And since lots of people take up a keto diet with weight loss in mind, calories are indeed a factor. "A hypercaloric state is possible, even on keto," Scruggs says.
On a true keto diet, 90 percent of calories come from fat. On a modified keto diet, which is what most people who are on it for non-medical reasons end up going for, somewhere between 60 and 75 percent of calories come from fat. "This breaks down to about 133 grams of fat for someone on a 2,000-calorie diet," says Courtney Schuchmann, a registered dietitian at the University of Chicago Medicine. That might sound like a lot, but it can go quickly when you're noshing on whole avocados, full-fat yogurt, and handfuls of nuts-which are all awesome choices, BTW.
That means you might not even need to add keto bombs to the mix in order to hit your calorie and fat goals for the day. "I tell patients on a ketogenic diet to watch their calories in addition to being mindful of carbohydrate intake," Schuchmann says.
Should You Be Eating These?
Eat in moderation. "People get into trouble when they use these recipes to replace other unhealthy items, like cookies and snack cakes," Scrugg says. If you normally overindulge in traditional baked goods, there's a good chance you'll do the same with the keto versions.
Brimhall agrees: "If you absolutely love the keto bomb, then sure, go for it once in a while," she says. "But if it is a poor substitute for the dark chocolate truffle that you love and are craving, I'd prefer you eat that instead of filling up on something that still leaves you wanting the real thing."
To be fair, there are some pluses to eating high-fat foods, even when you're not on a keto diet. "Fat bombs can help you stay fuller for longer due to their high satiety while avoiding a blood sugar spike and crash," says Amy Davis, a registered dietitian who works with Swerve.
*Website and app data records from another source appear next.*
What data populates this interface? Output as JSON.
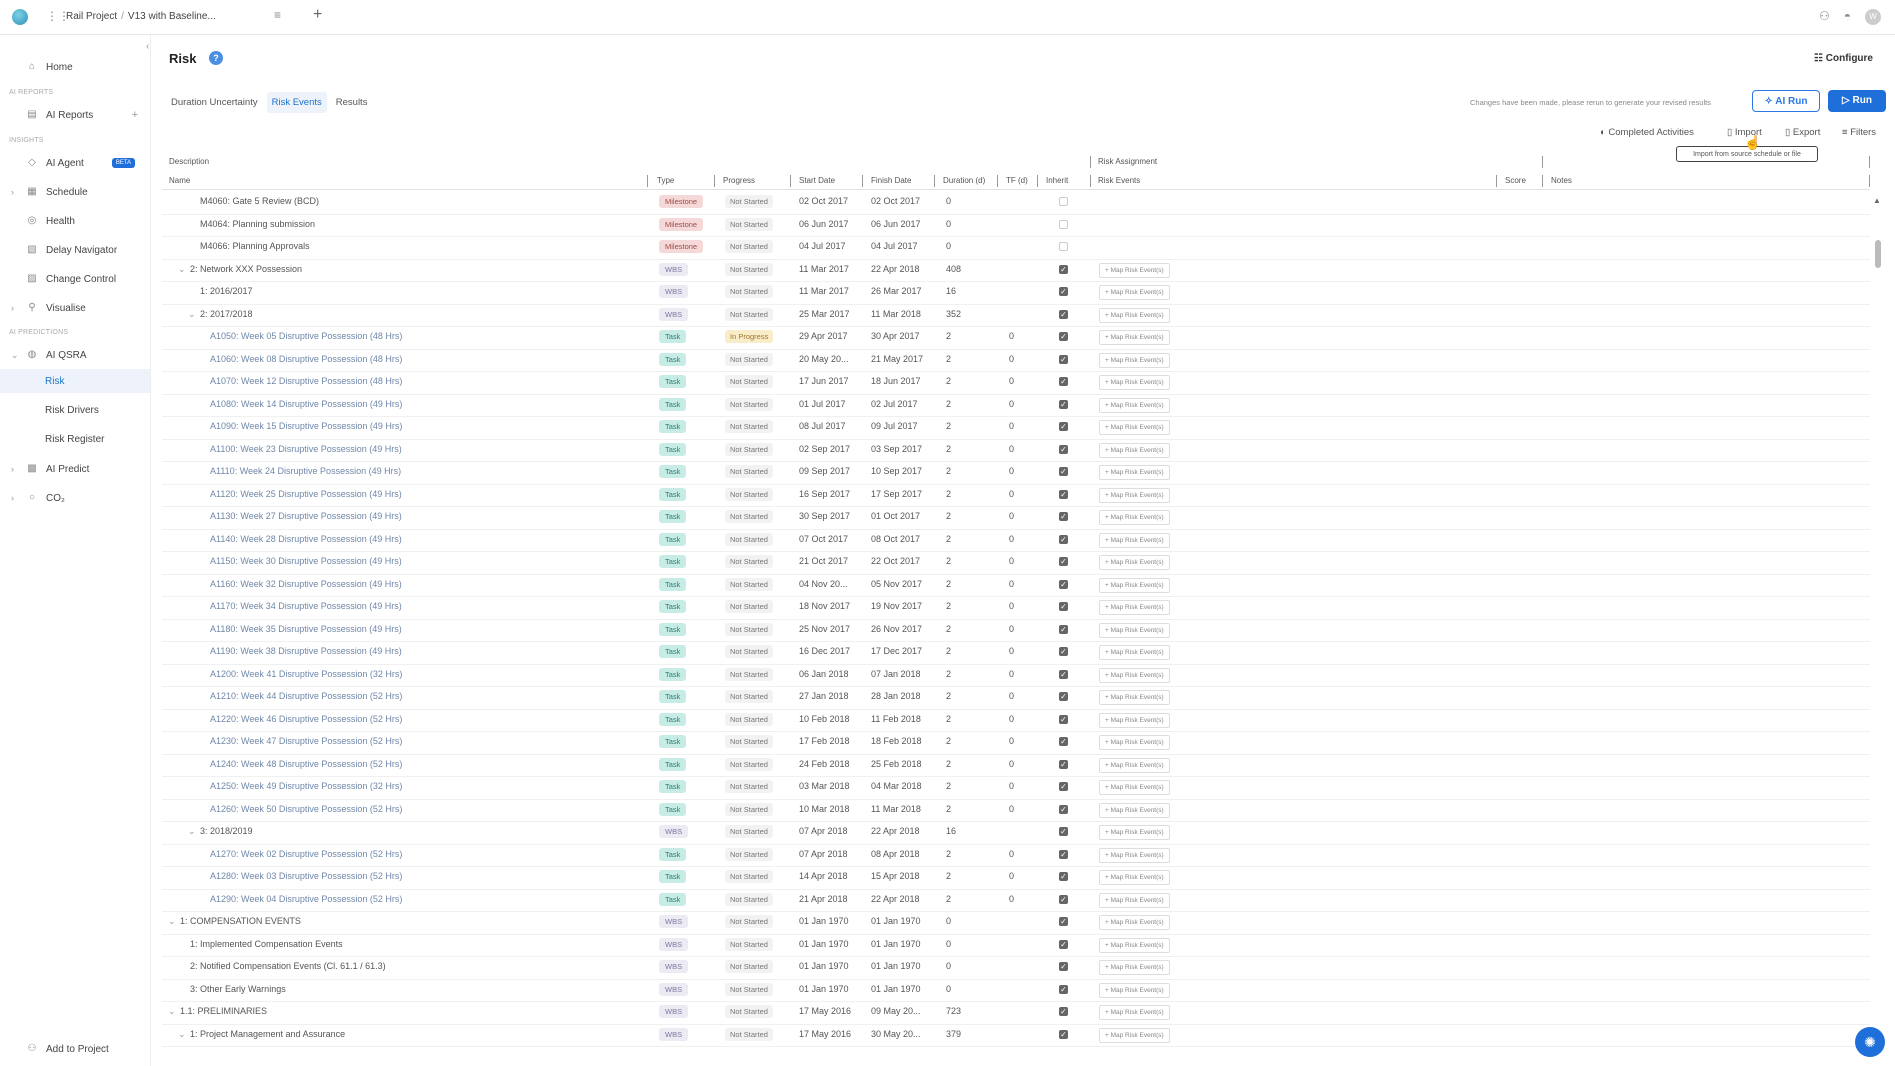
{
  "topbar": {
    "project": "Rail Project",
    "version": "V13 with Baseline...",
    "avatar": "W"
  },
  "sidebar": {
    "home": "Home",
    "section_ai_reports": "AI REPORTS",
    "ai_reports": "AI Reports",
    "section_insights": "INSIGHTS",
    "ai_agent": "AI Agent",
    "beta": "BETA",
    "schedule": "Schedule",
    "health": "Health",
    "delay_navigator": "Delay Navigator",
    "change_control": "Change Control",
    "visualise": "Visualise",
    "section_ai_predictions": "AI PREDICTIONS",
    "ai_qsra": "AI QSRA",
    "risk": "Risk",
    "risk_drivers": "Risk Drivers",
    "risk_register": "Risk Register",
    "ai_predict": "AI Predict",
    "co2": "CO₂",
    "add_to_project": "Add to Project"
  },
  "header": {
    "title": "Risk",
    "configure": "Configure",
    "tabs": [
      "Duration Uncertainty",
      "Risk Events",
      "Results"
    ],
    "active_tab": "Risk Events",
    "notice": "Changes have been made, please rerun to generate your revised results",
    "ai_run": "AI Run",
    "run": "Run"
  },
  "toolbar": {
    "completed": "Completed Activities",
    "import": "Import",
    "export": "Export",
    "filters": "Filters",
    "tooltip": "Import from source schedule or file"
  },
  "table": {
    "group_description": "Description",
    "group_risk": "Risk Assignment",
    "headers": [
      "Name",
      "Type",
      "Progress",
      "Start Date",
      "Finish Date",
      "Duration (d)",
      "TF (d)",
      "Inherit",
      "Risk Events",
      "Score",
      "Notes"
    ],
    "map_label": "+ Map Risk Event(s)",
    "rows": [
      {
        "indent": 3,
        "chev": "",
        "name": "M4060: Gate 5 Review (BCD)",
        "type": "Milestone",
        "progress": "Not Started",
        "start": "02 Oct 2017",
        "finish": "02 Oct 2017",
        "dur": "0",
        "tf": "",
        "inherit": false,
        "map": false
      },
      {
        "indent": 3,
        "chev": "",
        "name": "M4064: Planning submission",
        "type": "Milestone",
        "progress": "Not Started",
        "start": "06 Jun 2017",
        "finish": "06 Jun 2017",
        "dur": "0",
        "tf": "",
        "inherit": false,
        "map": false
      },
      {
        "indent": 3,
        "chev": "",
        "name": "M4066: Planning Approvals",
        "type": "Milestone",
        "progress": "Not Started",
        "start": "04 Jul 2017",
        "finish": "04 Jul 2017",
        "dur": "0",
        "tf": "",
        "inherit": false,
        "map": false
      },
      {
        "indent": 2,
        "chev": "v",
        "name": "2: Network XXX Possession",
        "type": "WBS",
        "progress": "Not Started",
        "start": "11 Mar 2017",
        "finish": "22 Apr 2018",
        "dur": "408",
        "tf": "",
        "inherit": true,
        "map": true
      },
      {
        "indent": 3,
        "chev": "",
        "name": "1: 2016/2017",
        "type": "WBS",
        "progress": "Not Started",
        "start": "11 Mar 2017",
        "finish": "26 Mar 2017",
        "dur": "16",
        "tf": "",
        "inherit": true,
        "map": true
      },
      {
        "indent": 3,
        "chev": "v",
        "name": "2: 2017/2018",
        "type": "WBS",
        "progress": "Not Started",
        "start": "25 Mar 2017",
        "finish": "11 Mar 2018",
        "dur": "352",
        "tf": "",
        "inherit": true,
        "map": true
      },
      {
        "indent": 4,
        "chev": "",
        "name": "A1050: Week 05 Disruptive Possession (48 Hrs)",
        "type": "Task",
        "progress": "In Progress",
        "start": "29 Apr 2017",
        "finish": "30 Apr 2017",
        "dur": "2",
        "tf": "0",
        "inherit": true,
        "map": true
      },
      {
        "indent": 4,
        "chev": "",
        "name": "A1060: Week 08 Disruptive Possession (48 Hrs)",
        "type": "Task",
        "progress": "Not Started",
        "start": "20 May 20...",
        "finish": "21 May 2017",
        "dur": "2",
        "tf": "0",
        "inherit": true,
        "map": true
      },
      {
        "indent": 4,
        "chev": "",
        "name": "A1070: Week 12 Disruptive Possession (48 Hrs)",
        "type": "Task",
        "progress": "Not Started",
        "start": "17 Jun 2017",
        "finish": "18 Jun 2017",
        "dur": "2",
        "tf": "0",
        "inherit": true,
        "map": true
      },
      {
        "indent": 4,
        "chev": "",
        "name": "A1080: Week 14 Disruptive Possession (49 Hrs)",
        "type": "Task",
        "progress": "Not Started",
        "start": "01 Jul 2017",
        "finish": "02 Jul 2017",
        "dur": "2",
        "tf": "0",
        "inherit": true,
        "map": true
      },
      {
        "indent": 4,
        "chev": "",
        "name": "A1090: Week 15 Disruptive Possession (49 Hrs)",
        "type": "Task",
        "progress": "Not Started",
        "start": "08 Jul 2017",
        "finish": "09 Jul 2017",
        "dur": "2",
        "tf": "0",
        "inherit": true,
        "map": true
      },
      {
        "indent": 4,
        "chev": "",
        "name": "A1100: Week 23 Disruptive Possession (49 Hrs)",
        "type": "Task",
        "progress": "Not Started",
        "start": "02 Sep 2017",
        "finish": "03 Sep 2017",
        "dur": "2",
        "tf": "0",
        "inherit": true,
        "map": true
      },
      {
        "indent": 4,
        "chev": "",
        "name": "A1110: Week 24 Disruptive Possession (49 Hrs)",
        "type": "Task",
        "progress": "Not Started",
        "start": "09 Sep 2017",
        "finish": "10 Sep 2017",
        "dur": "2",
        "tf": "0",
        "inherit": true,
        "map": true
      },
      {
        "indent": 4,
        "chev": "",
        "name": "A1120: Week 25 Disruptive Possession (49 Hrs)",
        "type": "Task",
        "progress": "Not Started",
        "start": "16 Sep 2017",
        "finish": "17 Sep 2017",
        "dur": "2",
        "tf": "0",
        "inherit": true,
        "map": true
      },
      {
        "indent": 4,
        "chev": "",
        "name": "A1130: Week 27 Disruptive Possession (49 Hrs)",
        "type": "Task",
        "progress": "Not Started",
        "start": "30 Sep 2017",
        "finish": "01 Oct 2017",
        "dur": "2",
        "tf": "0",
        "inherit": true,
        "map": true
      },
      {
        "indent": 4,
        "chev": "",
        "name": "A1140: Week 28 Disruptive Possession (49 Hrs)",
        "type": "Task",
        "progress": "Not Started",
        "start": "07 Oct 2017",
        "finish": "08 Oct 2017",
        "dur": "2",
        "tf": "0",
        "inherit": true,
        "map": true
      },
      {
        "indent": 4,
        "chev": "",
        "name": "A1150: Week 30 Disruptive Possession (49 Hrs)",
        "type": "Task",
        "progress": "Not Started",
        "start": "21 Oct 2017",
        "finish": "22 Oct 2017",
        "dur": "2",
        "tf": "0",
        "inherit": true,
        "map": true
      },
      {
        "indent": 4,
        "chev": "",
        "name": "A1160: Week 32 Disruptive Possession (49 Hrs)",
        "type": "Task",
        "progress": "Not Started",
        "start": "04 Nov 20...",
        "finish": "05 Nov 2017",
        "dur": "2",
        "tf": "0",
        "inherit": true,
        "map": true
      },
      {
        "indent": 4,
        "chev": "",
        "name": "A1170: Week 34 Disruptive Possession (49 Hrs)",
        "type": "Task",
        "progress": "Not Started",
        "start": "18 Nov 2017",
        "finish": "19 Nov 2017",
        "dur": "2",
        "tf": "0",
        "inherit": true,
        "map": true
      },
      {
        "indent": 4,
        "chev": "",
        "name": "A1180: Week 35 Disruptive Possession (49 Hrs)",
        "type": "Task",
        "progress": "Not Started",
        "start": "25 Nov 2017",
        "finish": "26 Nov 2017",
        "dur": "2",
        "tf": "0",
        "inherit": true,
        "map": true
      },
      {
        "indent": 4,
        "chev": "",
        "name": "A1190: Week 38 Disruptive Possession (49 Hrs)",
        "type": "Task",
        "progress": "Not Started",
        "start": "16 Dec 2017",
        "finish": "17 Dec 2017",
        "dur": "2",
        "tf": "0",
        "inherit": true,
        "map": true
      },
      {
        "indent": 4,
        "chev": "",
        "name": "A1200: Week 41 Disruptive Possession (32 Hrs)",
        "type": "Task",
        "progress": "Not Started",
        "start": "06 Jan 2018",
        "finish": "07 Jan 2018",
        "dur": "2",
        "tf": "0",
        "inherit": true,
        "map": true
      },
      {
        "indent": 4,
        "chev": "",
        "name": "A1210: Week 44 Disruptive Possession (52 Hrs)",
        "type": "Task",
        "progress": "Not Started",
        "start": "27 Jan 2018",
        "finish": "28 Jan 2018",
        "dur": "2",
        "tf": "0",
        "inherit": true,
        "map": true
      },
      {
        "indent": 4,
        "chev": "",
        "name": "A1220: Week 46 Disruptive Possession (52 Hrs)",
        "type": "Task",
        "progress": "Not Started",
        "start": "10 Feb 2018",
        "finish": "11 Feb 2018",
        "dur": "2",
        "tf": "0",
        "inherit": true,
        "map": true
      },
      {
        "indent": 4,
        "chev": "",
        "name": "A1230: Week 47 Disruptive Possession (52 Hrs)",
        "type": "Task",
        "progress": "Not Started",
        "start": "17 Feb 2018",
        "finish": "18 Feb 2018",
        "dur": "2",
        "tf": "0",
        "inherit": true,
        "map": true
      },
      {
        "indent": 4,
        "chev": "",
        "name": "A1240: Week 48 Disruptive Possession (52 Hrs)",
        "type": "Task",
        "progress": "Not Started",
        "start": "24 Feb 2018",
        "finish": "25 Feb 2018",
        "dur": "2",
        "tf": "0",
        "inherit": true,
        "map": true
      },
      {
        "indent": 4,
        "chev": "",
        "name": "A1250: Week 49 Disruptive Possession (32 Hrs)",
        "type": "Task",
        "progress": "Not Started",
        "start": "03 Mar 2018",
        "finish": "04 Mar 2018",
        "dur": "2",
        "tf": "0",
        "inherit": true,
        "map": true
      },
      {
        "indent": 4,
        "chev": "",
        "name": "A1260: Week 50 Disruptive Possession (52 Hrs)",
        "type": "Task",
        "progress": "Not Started",
        "start": "10 Mar 2018",
        "finish": "11 Mar 2018",
        "dur": "2",
        "tf": "0",
        "inherit": true,
        "map": true
      },
      {
        "indent": 3,
        "chev": "v",
        "name": "3: 2018/2019",
        "type": "WBS",
        "progress": "Not Started",
        "start": "07 Apr 2018",
        "finish": "22 Apr 2018",
        "dur": "16",
        "tf": "",
        "inherit": true,
        "map": true
      },
      {
        "indent": 4,
        "chev": "",
        "name": "A1270: Week 02 Disruptive Possession (52 Hrs)",
        "type": "Task",
        "progress": "Not Started",
        "start": "07 Apr 2018",
        "finish": "08 Apr 2018",
        "dur": "2",
        "tf": "0",
        "inherit": true,
        "map": true
      },
      {
        "indent": 4,
        "chev": "",
        "name": "A1280: Week 03 Disruptive Possession (52 Hrs)",
        "type": "Task",
        "progress": "Not Started",
        "start": "14 Apr 2018",
        "finish": "15 Apr 2018",
        "dur": "2",
        "tf": "0",
        "inherit": true,
        "map": true
      },
      {
        "indent": 4,
        "chev": "",
        "name": "A1290: Week 04 Disruptive Possession (52 Hrs)",
        "type": "Task",
        "progress": "Not Started",
        "start": "21 Apr 2018",
        "finish": "22 Apr 2018",
        "dur": "2",
        "tf": "0",
        "inherit": true,
        "map": true
      },
      {
        "indent": 1,
        "chev": "v",
        "name": "1: COMPENSATION EVENTS",
        "type": "WBS",
        "progress": "Not Started",
        "start": "01 Jan 1970",
        "finish": "01 Jan 1970",
        "dur": "0",
        "tf": "",
        "inherit": true,
        "map": true
      },
      {
        "indent": 2,
        "chev": "",
        "name": "1: Implemented Compensation Events",
        "type": "WBS",
        "progress": "Not Started",
        "start": "01 Jan 1970",
        "finish": "01 Jan 1970",
        "dur": "0",
        "tf": "",
        "inherit": true,
        "map": true
      },
      {
        "indent": 2,
        "chev": "",
        "name": "2: Notified Compensation Events (Cl. 61.1 / 61.3)",
        "type": "WBS",
        "progress": "Not Started",
        "start": "01 Jan 1970",
        "finish": "01 Jan 1970",
        "dur": "0",
        "tf": "",
        "inherit": true,
        "map": true
      },
      {
        "indent": 2,
        "chev": "",
        "name": "3: Other Early Warnings",
        "type": "WBS",
        "progress": "Not Started",
        "start": "01 Jan 1970",
        "finish": "01 Jan 1970",
        "dur": "0",
        "tf": "",
        "inherit": true,
        "map": true
      },
      {
        "indent": 1,
        "chev": "v",
        "name": "1.1: PRELIMINARIES",
        "type": "WBS",
        "progress": "Not Started",
        "start": "17 May 2016",
        "finish": "09 May 20...",
        "dur": "723",
        "tf": "",
        "inherit": true,
        "map": true
      },
      {
        "indent": 2,
        "chev": "v",
        "name": "1: Project Management and Assurance",
        "type": "WBS",
        "progress": "Not Started",
        "start": "17 May 2016",
        "finish": "30 May 20...",
        "dur": "379",
        "tf": "",
        "inherit": true,
        "map": true
      }
    ]
  },
  "colors": {
    "accent": "#1e6fd9",
    "task_badge": "#c7ece6",
    "milestone_badge": "#f5d8d8",
    "wbs_badge": "#ecebf4"
  }
}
Plus, if you're just eating one, it will clock in at about 150 to 200 calories, which is pretty low in the scheme of things. "But the calories in fat bombs add up fast," Davis points out, so portion control is key.
Struggling to stop at just one? "I find anything in 'bomb' or 'ball' form is hard to control, so keep bombs in the freezer to not only extend shelf life but also keep them out of sight," says Sydney Greene, a registered dietitian with Middleberg Nutrition. "Frozen balls tend to be harder to eat, making snacking a slower process which creates some more mindfulness." And if you're interested in getting started with mindful eating in general, here's how to make mindful eating a regular part of your diet.